_ABOUT THIS EXERCISE_
Nothing in the data should be left out, so repeat it all exactly.
· · · · ·
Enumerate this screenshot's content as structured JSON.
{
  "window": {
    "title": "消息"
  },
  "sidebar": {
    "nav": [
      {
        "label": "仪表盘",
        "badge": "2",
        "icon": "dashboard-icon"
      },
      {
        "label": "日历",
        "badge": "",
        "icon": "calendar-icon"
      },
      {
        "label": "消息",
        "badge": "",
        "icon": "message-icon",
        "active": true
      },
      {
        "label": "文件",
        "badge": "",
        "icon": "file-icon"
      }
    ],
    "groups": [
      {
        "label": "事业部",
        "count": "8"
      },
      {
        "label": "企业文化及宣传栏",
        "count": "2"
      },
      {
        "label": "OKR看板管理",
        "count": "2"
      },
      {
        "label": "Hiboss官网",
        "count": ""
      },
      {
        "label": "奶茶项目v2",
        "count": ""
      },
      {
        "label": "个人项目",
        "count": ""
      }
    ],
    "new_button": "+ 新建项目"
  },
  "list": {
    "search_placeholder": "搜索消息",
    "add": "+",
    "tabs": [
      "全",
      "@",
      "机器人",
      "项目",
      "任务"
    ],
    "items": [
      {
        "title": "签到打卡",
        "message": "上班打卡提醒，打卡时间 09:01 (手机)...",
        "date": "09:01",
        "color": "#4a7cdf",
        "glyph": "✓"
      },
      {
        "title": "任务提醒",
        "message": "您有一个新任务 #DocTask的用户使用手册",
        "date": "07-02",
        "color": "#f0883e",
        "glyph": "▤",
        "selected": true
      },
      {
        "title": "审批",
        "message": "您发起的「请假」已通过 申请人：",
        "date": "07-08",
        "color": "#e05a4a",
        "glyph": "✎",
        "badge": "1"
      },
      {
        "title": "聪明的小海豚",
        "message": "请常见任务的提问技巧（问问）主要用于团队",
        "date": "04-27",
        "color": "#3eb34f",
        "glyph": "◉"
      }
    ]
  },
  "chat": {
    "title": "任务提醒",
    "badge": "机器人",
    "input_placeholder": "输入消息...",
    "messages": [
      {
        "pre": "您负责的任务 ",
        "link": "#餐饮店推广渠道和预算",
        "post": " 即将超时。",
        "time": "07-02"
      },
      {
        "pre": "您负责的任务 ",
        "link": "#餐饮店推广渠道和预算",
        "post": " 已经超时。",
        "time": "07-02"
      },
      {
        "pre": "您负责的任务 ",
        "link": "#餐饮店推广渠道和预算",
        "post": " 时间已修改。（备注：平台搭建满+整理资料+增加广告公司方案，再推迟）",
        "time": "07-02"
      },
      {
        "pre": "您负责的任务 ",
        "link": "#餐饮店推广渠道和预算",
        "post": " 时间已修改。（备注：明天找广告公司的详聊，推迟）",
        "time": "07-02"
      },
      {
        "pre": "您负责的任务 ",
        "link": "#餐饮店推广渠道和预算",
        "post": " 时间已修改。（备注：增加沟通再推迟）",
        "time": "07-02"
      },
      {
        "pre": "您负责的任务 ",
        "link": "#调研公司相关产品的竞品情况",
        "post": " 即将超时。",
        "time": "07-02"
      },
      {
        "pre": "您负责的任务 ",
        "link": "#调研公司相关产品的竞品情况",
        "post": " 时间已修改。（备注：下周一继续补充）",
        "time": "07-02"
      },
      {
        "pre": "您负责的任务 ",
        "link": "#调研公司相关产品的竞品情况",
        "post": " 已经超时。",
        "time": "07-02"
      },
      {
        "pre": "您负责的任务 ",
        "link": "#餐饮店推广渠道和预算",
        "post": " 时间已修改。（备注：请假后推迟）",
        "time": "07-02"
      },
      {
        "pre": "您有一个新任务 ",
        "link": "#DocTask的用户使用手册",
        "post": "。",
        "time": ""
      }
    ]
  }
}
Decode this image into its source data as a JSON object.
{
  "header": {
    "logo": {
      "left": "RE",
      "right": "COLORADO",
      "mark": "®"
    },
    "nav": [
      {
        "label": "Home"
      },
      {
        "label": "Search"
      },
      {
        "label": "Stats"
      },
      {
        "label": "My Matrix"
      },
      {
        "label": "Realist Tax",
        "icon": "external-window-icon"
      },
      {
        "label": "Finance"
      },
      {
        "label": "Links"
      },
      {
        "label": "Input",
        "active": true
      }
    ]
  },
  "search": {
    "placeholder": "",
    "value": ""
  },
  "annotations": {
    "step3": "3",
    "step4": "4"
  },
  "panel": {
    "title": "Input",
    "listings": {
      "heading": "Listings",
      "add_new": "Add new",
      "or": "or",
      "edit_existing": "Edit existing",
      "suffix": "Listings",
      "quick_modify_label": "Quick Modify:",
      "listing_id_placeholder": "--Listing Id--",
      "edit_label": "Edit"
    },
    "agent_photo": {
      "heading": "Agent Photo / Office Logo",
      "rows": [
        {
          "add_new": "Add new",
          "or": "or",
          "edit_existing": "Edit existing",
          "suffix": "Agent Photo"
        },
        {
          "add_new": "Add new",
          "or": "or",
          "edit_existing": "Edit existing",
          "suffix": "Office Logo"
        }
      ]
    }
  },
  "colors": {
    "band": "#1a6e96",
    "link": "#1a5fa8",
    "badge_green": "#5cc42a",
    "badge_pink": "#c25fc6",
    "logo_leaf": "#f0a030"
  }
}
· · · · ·
_ANSWER SECTION_
Enumerate this screenshot's content as structured JSON.
{
  "window": {
    "title": "消息"
  },
  "sidebar": {
    "nav": [
      {
        "label": "仪表盘",
        "badge": "2",
        "icon": "dashboard-icon"
      },
      {
        "label": "日历",
        "badge": "",
        "icon": "calendar-icon"
      },
      {
        "label": "消息",
        "badge": "",
        "icon": "message-icon",
        "active": true
      },
      {
        "label": "文件",
        "badge": "",
        "icon": "file-icon"
      }
    ],
    "groups": [
      {
        "label": "事业部",
        "count": "8"
      },
      {
        "label": "企业文化及宣传栏",
        "count": "2"
      },
      {
        "label": "OKR看板管理",
        "count": "2"
      },
      {
        "label": "Hiboss官网",
        "count": ""
      },
      {
        "label": "奶茶项目v2",
        "count": ""
      },
      {
        "label": "个人项目",
        "count": ""
      }
    ],
    "new_button": "+ 新建项目"
  },
  "list": {
    "search_placeholder": "搜索消息",
    "add": "+",
    "tabs": [
      "全",
      "@",
      "机器人",
      "项目",
      "任务"
    ],
    "items": [
      {
        "title": "签到打卡",
        "message": "上班打卡提醒，打卡时间 09:01 (手机)...",
        "date": "09:01",
        "color": "#4a7cdf",
        "glyph": "✓"
      },
      {
        "title": "任务提醒",
        "message": "您有一个新任务 #DocTask的用户使用手册",
        "date": "07-02",
        "color": "#f0883e",
        "glyph": "▤",
        "selected": true
      },
      {
        "title": "审批",
        "message": "您发起的「请假」已通过 申请人：",
        "date": "07-08",
        "color": "#e05a4a",
        "glyph": "✎",
        "badge": "1"
      },
      {
        "title": "聪明的小海豚",
        "message": "请常见任务的提问技巧（问问）主要用于团队",
        "date": "04-27",
        "color": "#3eb34f",
        "glyph": "◉"
      }
    ]
  },
  "chat": {
    "title": "任务提醒",
    "badge": "机器人",
    "input_placeholder": "输入消息...",
    "messages": [
      {
        "pre": "您负责的任务 ",
        "link": "#餐饮店推广渠道和预算",
        "post": " 即将超时。",
        "time": "07-02"
      },
      {
        "pre": "您负责的任务 ",
        "link": "#餐饮店推广渠道和预算",
        "post": " 已经超时。",
        "time": "07-02"
      },
      {
        "pre": "您负责的任务 ",
        "link": "#餐饮店推广渠道和预算",
        "post": " 时间已修改。（备注：平台搭建满+整理资料+增加广告公司方案，再推迟）",
        "time": "07-02"
      },
      {
        "pre": "您负责的任务 ",
        "link": "#餐饮店推广渠道和预算",
        "post": " 时间已修改。（备注：明天找广告公司的详聊，推迟）",
        "time": "07-02"
      },
      {
        "pre": "您负责的任务 ",
        "link": "#餐饮店推广渠道和预算",
        "post": " 时间已修改。（备注：增加沟通再推迟）",
        "time": "07-02"
      },
      {
        "pre": "您负责的任务 ",
        "link": "#调研公司相关产品的竞品情况",
        "post": " 即将超时。",
        "time": "07-02"
      },
      {
        "pre": "您负责的任务 ",
        "link": "#调研公司相关产品的竞品情况",
        "post": " 时间已修改。（备注：下周一继续补充）",
        "time": "07-02"
      },
      {
        "pre": "您负责的任务 ",
        "link": "#调研公司相关产品的竞品情况",
        "post": " 已经超时。",
        "time": "07-02"
      },
      {
        "pre": "您负责的任务 ",
        "link": "#餐饮店推广渠道和预算",
        "post": " 时间已修改。（备注：请假后推迟）",
        "time": "07-02"
      },
      {
        "pre": "您有一个新任务 ",
        "link": "#DocTask的用户使用手册",
        "post": "。",
        "time": ""
      }
    ]
  }
}
Decode this image into its source data as a JSON object.
{
  "header": {
    "logo": {
      "left": "RE",
      "right": "COLORADO",
      "mark": "®"
    },
    "nav": [
      {
        "label": "Home"
      },
      {
        "label": "Search"
      },
      {
        "label": "Stats"
      },
      {
        "label": "My Matrix"
      },
      {
        "label": "Realist Tax",
        "icon": "external-window-icon"
      },
      {
        "label": "Finance"
      },
      {
        "label": "Links"
      },
      {
        "label": "Input",
        "active": true
      }
    ]
  },
  "search": {
    "placeholder": "",
    "value": ""
  },
  "annotations": {
    "step3": "3",
    "step4": "4"
  },
  "panel": {
    "title": "Input",
    "listings": {
      "heading": "Listings",
      "add_new": "Add new",
      "or": "or",
      "edit_existing": "Edit existing",
      "suffix": "Listings",
      "quick_modify_label": "Quick Modify:",
      "listing_id_placeholder": "--Listing Id--",
      "edit_label": "Edit"
    },
    "agent_photo": {
      "heading": "Agent Photo / Office Logo",
      "rows": [
        {
          "add_new": "Add new",
          "or": "or",
          "edit_existing": "Edit existing",
          "suffix": "Agent Photo"
        },
        {
          "add_new": "Add new",
          "or": "or",
          "edit_existing": "Edit existing",
          "suffix": "Office Logo"
        }
      ]
    }
  },
  "colors": {
    "band": "#1a6e96",
    "link": "#1a5fa8",
    "badge_green": "#5cc42a",
    "badge_pink": "#c25fc6",
    "logo_leaf": "#f0a030"
  }
}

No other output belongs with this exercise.